◆ ASSIGNMENT
Restate every record word for word, without the pictures.

*** Begin section ***

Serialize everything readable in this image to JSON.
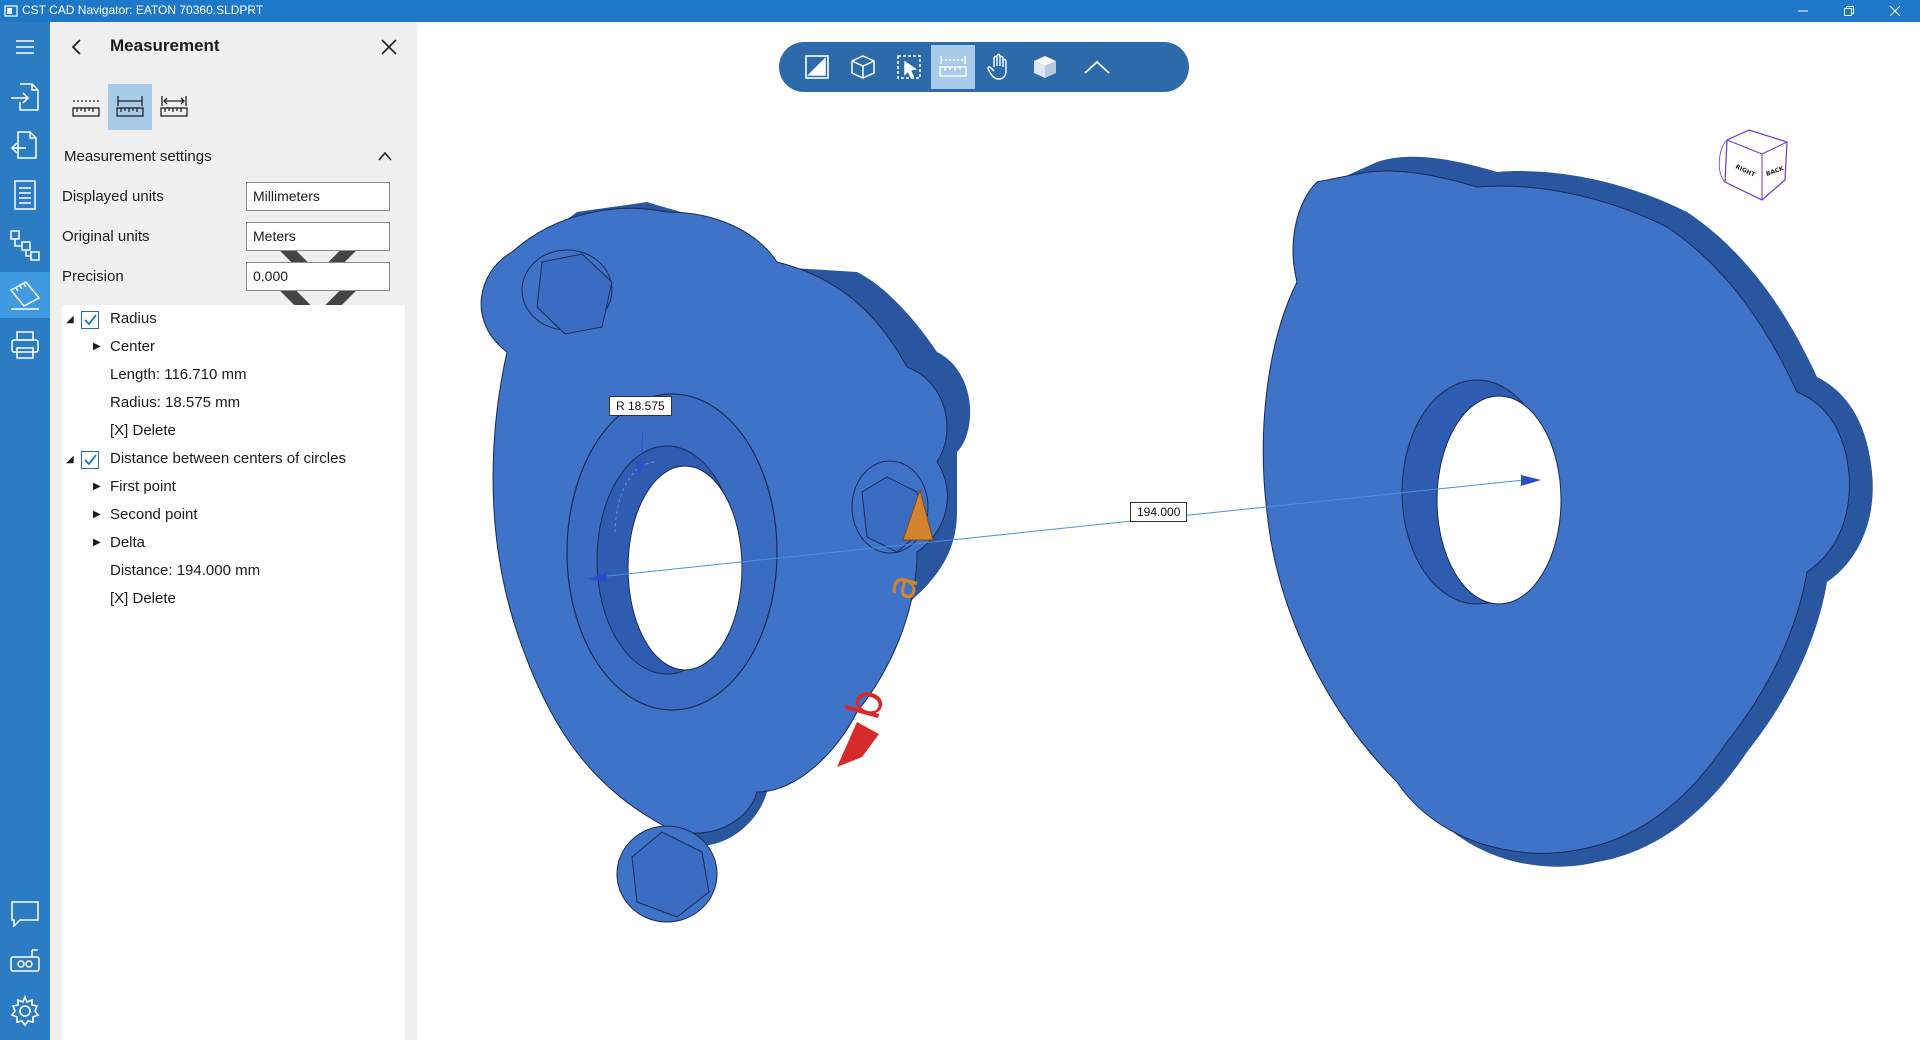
{
  "window": {
    "title": "CST CAD Navigator: EATON 70360.SLDPRT",
    "controls": [
      "minimize-icon",
      "restore-icon",
      "close-icon"
    ]
  },
  "sidebar_icons": [
    "menu-icon",
    "import-icon",
    "export-icon",
    "document-icon",
    "tree-structure-icon",
    "measurement-icon",
    "print-icon",
    "comment-icon",
    "video-recorder-icon",
    "settings-icon"
  ],
  "panel": {
    "title": "Measurement",
    "tools": [
      "ruler-point-icon",
      "ruler-edge-icon",
      "ruler-distance-icon"
    ],
    "settings_header": "Measurement settings",
    "settings": [
      {
        "label": "Displayed units",
        "value": "Millimeters"
      },
      {
        "label": "Original units",
        "value": "Meters"
      },
      {
        "label": "Precision",
        "value": "0.000"
      }
    ],
    "tree": {
      "radius": {
        "label": "Radius",
        "checked": true,
        "center": "Center",
        "length": "Length: 116.710 mm",
        "radius": "Radius: 18.575 mm",
        "delete": "[X] Delete"
      },
      "distance": {
        "label": "Distance between centers of circles",
        "checked": true,
        "first": "First point",
        "second": "Second point",
        "delta": "Delta",
        "distance": "Distance: 194.000 mm",
        "delete": "[X] Delete"
      }
    }
  },
  "toolbar": {
    "buttons": [
      "section-view-icon",
      "view-cube-icon",
      "select-icon",
      "measure-icon",
      "pan-hand-icon",
      "shaded-cube-icon",
      "collapse-chevron-icon"
    ],
    "active": "measure-icon"
  },
  "viewport": {
    "radius_label": "R 18.575",
    "distance_label": "194.000",
    "cube_faces": [
      "RIGHT",
      "BACK"
    ],
    "part_marks": [
      "a",
      "b"
    ],
    "colors": {
      "part": "#3f73c8",
      "part_dark": "#2a56a0",
      "mark_a": "#d4842e",
      "mark_b": "#d62a2a",
      "accent": "#2c7cc4"
    }
  }
}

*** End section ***

◆ COMPLETED TASK
Serialize everything readable in this image to JSON.
{
  "window": {
    "title": "CST CAD Navigator: EATON 70360.SLDPRT",
    "controls": [
      "minimize-icon",
      "restore-icon",
      "close-icon"
    ]
  },
  "sidebar_icons": [
    "menu-icon",
    "import-icon",
    "export-icon",
    "document-icon",
    "tree-structure-icon",
    "measurement-icon",
    "print-icon",
    "comment-icon",
    "video-recorder-icon",
    "settings-icon"
  ],
  "panel": {
    "title": "Measurement",
    "tools": [
      "ruler-point-icon",
      "ruler-edge-icon",
      "ruler-distance-icon"
    ],
    "settings_header": "Measurement settings",
    "settings": [
      {
        "label": "Displayed units",
        "value": "Millimeters"
      },
      {
        "label": "Original units",
        "value": "Meters"
      },
      {
        "label": "Precision",
        "value": "0.000"
      }
    ],
    "tree": {
      "radius": {
        "label": "Radius",
        "checked": true,
        "center": "Center",
        "length": "Length: 116.710 mm",
        "radius": "Radius: 18.575 mm",
        "delete": "[X] Delete"
      },
      "distance": {
        "label": "Distance between centers of circles",
        "checked": true,
        "first": "First point",
        "second": "Second point",
        "delta": "Delta",
        "distance": "Distance: 194.000 mm",
        "delete": "[X] Delete"
      }
    }
  },
  "toolbar": {
    "buttons": [
      "section-view-icon",
      "view-cube-icon",
      "select-icon",
      "measure-icon",
      "pan-hand-icon",
      "shaded-cube-icon",
      "collapse-chevron-icon"
    ],
    "active": "measure-icon"
  },
  "viewport": {
    "radius_label": "R 18.575",
    "distance_label": "194.000",
    "cube_faces": [
      "RIGHT",
      "BACK"
    ],
    "part_marks": [
      "a",
      "b"
    ],
    "colors": {
      "part": "#3f73c8",
      "part_dark": "#2a56a0",
      "mark_a": "#d4842e",
      "mark_b": "#d62a2a",
      "accent": "#2c7cc4"
    }
  }
}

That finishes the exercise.